Report every line of the data where the string "browsing" appears.
-- Records shown follows --
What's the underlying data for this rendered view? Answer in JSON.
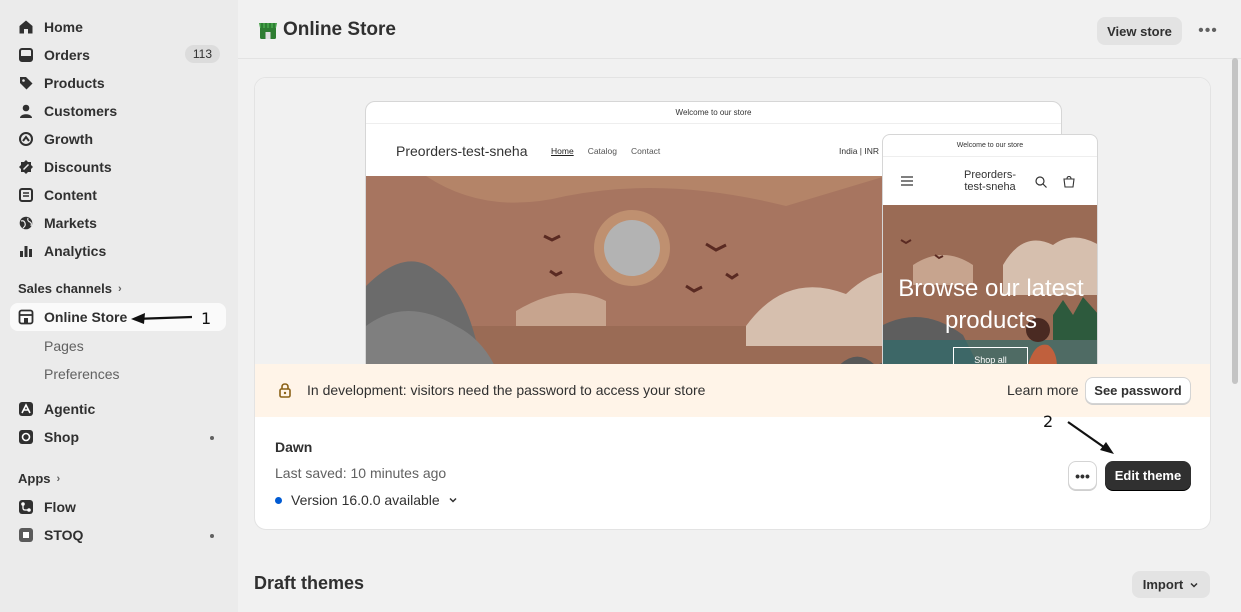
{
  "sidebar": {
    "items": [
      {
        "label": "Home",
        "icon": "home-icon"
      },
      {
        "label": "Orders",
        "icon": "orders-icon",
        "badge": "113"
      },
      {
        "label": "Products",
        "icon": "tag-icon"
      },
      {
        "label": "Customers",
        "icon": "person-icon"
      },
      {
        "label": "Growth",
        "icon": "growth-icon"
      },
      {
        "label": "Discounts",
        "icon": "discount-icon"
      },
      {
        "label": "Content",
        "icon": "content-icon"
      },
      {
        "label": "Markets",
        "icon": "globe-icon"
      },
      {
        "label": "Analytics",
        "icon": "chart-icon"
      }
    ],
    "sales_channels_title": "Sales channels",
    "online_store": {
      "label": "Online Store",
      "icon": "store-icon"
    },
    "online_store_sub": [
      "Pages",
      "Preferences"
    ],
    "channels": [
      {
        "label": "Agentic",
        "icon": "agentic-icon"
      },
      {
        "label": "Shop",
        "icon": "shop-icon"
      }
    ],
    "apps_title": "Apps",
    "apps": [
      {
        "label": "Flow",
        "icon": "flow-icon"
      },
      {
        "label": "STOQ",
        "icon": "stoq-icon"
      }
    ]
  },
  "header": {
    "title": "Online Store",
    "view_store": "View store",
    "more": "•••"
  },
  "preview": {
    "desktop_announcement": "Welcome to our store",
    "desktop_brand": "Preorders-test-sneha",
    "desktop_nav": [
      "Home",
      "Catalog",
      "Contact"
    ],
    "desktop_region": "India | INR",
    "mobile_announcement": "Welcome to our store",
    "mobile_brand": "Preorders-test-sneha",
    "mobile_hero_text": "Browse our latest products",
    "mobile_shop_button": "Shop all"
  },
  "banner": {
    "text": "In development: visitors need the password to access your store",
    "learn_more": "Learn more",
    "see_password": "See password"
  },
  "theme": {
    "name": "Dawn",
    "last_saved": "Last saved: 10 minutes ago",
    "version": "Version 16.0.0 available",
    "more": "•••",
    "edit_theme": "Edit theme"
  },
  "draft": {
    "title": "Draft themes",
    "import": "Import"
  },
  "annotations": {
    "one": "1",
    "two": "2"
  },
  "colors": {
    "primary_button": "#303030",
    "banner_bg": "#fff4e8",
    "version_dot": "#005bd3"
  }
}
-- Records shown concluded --
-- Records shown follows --
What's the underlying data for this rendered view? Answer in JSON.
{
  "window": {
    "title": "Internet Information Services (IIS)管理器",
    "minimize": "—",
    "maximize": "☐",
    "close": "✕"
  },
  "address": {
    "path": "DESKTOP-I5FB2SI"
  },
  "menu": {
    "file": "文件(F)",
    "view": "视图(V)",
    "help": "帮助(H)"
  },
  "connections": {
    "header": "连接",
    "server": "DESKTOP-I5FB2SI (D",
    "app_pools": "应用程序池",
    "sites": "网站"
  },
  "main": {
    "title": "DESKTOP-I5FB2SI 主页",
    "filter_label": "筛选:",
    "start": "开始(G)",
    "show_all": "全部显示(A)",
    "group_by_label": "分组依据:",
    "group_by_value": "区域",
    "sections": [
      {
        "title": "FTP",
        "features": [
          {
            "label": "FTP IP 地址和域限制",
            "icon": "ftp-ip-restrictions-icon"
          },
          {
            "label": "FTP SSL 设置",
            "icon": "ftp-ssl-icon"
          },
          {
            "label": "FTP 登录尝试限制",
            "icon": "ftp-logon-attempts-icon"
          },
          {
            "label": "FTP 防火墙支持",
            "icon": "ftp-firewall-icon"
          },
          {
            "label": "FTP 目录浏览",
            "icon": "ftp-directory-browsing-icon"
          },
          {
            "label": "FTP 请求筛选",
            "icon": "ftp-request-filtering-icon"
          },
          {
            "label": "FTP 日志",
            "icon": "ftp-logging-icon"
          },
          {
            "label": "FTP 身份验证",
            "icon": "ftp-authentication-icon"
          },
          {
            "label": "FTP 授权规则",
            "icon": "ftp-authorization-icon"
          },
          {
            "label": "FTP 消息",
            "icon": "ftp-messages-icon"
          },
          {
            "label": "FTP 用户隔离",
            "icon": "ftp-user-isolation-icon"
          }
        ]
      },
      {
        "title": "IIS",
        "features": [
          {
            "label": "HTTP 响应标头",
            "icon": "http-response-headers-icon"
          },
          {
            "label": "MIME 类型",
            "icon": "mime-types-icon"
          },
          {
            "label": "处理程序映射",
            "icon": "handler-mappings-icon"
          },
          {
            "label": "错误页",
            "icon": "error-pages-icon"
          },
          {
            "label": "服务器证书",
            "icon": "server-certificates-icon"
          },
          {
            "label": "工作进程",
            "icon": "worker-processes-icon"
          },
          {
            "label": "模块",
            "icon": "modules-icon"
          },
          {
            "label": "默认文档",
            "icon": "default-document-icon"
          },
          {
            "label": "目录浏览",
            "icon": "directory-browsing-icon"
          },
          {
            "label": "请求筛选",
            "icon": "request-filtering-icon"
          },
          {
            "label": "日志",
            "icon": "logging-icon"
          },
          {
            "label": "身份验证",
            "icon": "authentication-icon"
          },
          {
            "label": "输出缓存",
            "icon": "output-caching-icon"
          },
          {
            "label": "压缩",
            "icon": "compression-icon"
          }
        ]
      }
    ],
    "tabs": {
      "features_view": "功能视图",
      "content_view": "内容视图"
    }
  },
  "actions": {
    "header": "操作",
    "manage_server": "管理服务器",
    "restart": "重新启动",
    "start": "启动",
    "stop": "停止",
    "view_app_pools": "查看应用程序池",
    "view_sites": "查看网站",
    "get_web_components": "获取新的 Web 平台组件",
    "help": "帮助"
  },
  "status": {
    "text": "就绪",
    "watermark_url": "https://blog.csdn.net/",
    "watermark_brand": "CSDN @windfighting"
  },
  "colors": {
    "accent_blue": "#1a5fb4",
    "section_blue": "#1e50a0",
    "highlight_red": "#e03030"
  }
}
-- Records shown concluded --
- _Written answer_:
            "icon": "ftp-directory-browsing-icon"
            "icon": "directory-browsing-icon"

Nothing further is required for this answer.